While the Matrix Control does has some new features for automatically handling ragged hierarchies as described by Reza Rad and others (https://radacad.com/removing-blanks-from-organizational-ragged-hierarchy-in-power-bi-matrix-visual), it falls short of what we want to achieve on most of my projects and still doesn’t come up to where MOLAP was with its automatic support via HideMemberIf
This is the approach that I use, and I was pleased to see that DAX patterns second edition also has this type of design pattern.
As an example we can take the “DimAccount” parent child hierarchy from the AdventureworksDW database and render it in PowerBI. on first cut it comes out as below.
The challenge is that we need to be able to determine when the current scope of a node is below the maximum depth.
To eliminate these blanks in DAX, there are a few approaches, but I’ll cover off using ISINSCOPE. The approach is as below
1) I assume that there is a PATH column in order to render the hierarchy like below
AccountPath = PATH ( Account[AccountKey], Account[ParentAccountKey] )
2) We add a calculated column to determine the Depth of the Node. as below
Account Depth = PATHLENGTH(Account[AccountPath] )
3) we add a calculated measure to determine the scope of the current node that is being navigated to. In this case the hierarchy can be between 2 and 6 levels deep.
AccountScope = switch(TRUE(), ISINSCOPE( Account[Account L6]), 6, ISINSCOPE( Account[Account L5]), 5, ISINSCOPE( Account[Account L4]), 4, ISINSCOPE( Account[Account L3]), 3, ISINSCOPE(Account[Account L2]),2 )
When that is in play we can see that the current scope of selected nodes is below the maximum depth of a hierarchy (Example below)
So the final step is to create a measure that returns 1 or null depending on if the level is in scope and multiply the Report measures by this. as below

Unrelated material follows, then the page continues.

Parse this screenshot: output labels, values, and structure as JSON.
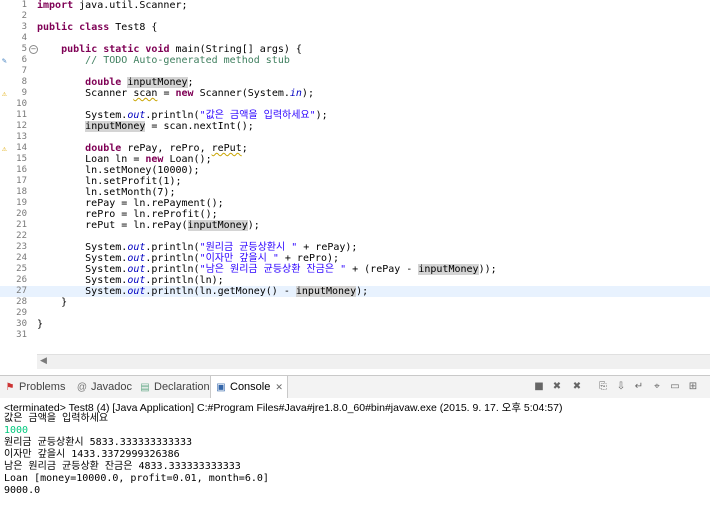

HideAccount = if(Account[AccountScope] <= min(Account[Account Depth]) ,1)
and GL Amount = CALCULATE(sum(‘General Ledger'[BaseAmount] ) * Account[HideAccount])
You loose a bit of DAX performance using a “helper” measure rather than “inlining” the IF, but I do find this approach easier to support, so the choice is yours.
Once we put this into play, we can now get the desired result of a ragged hierarchy with no blanks!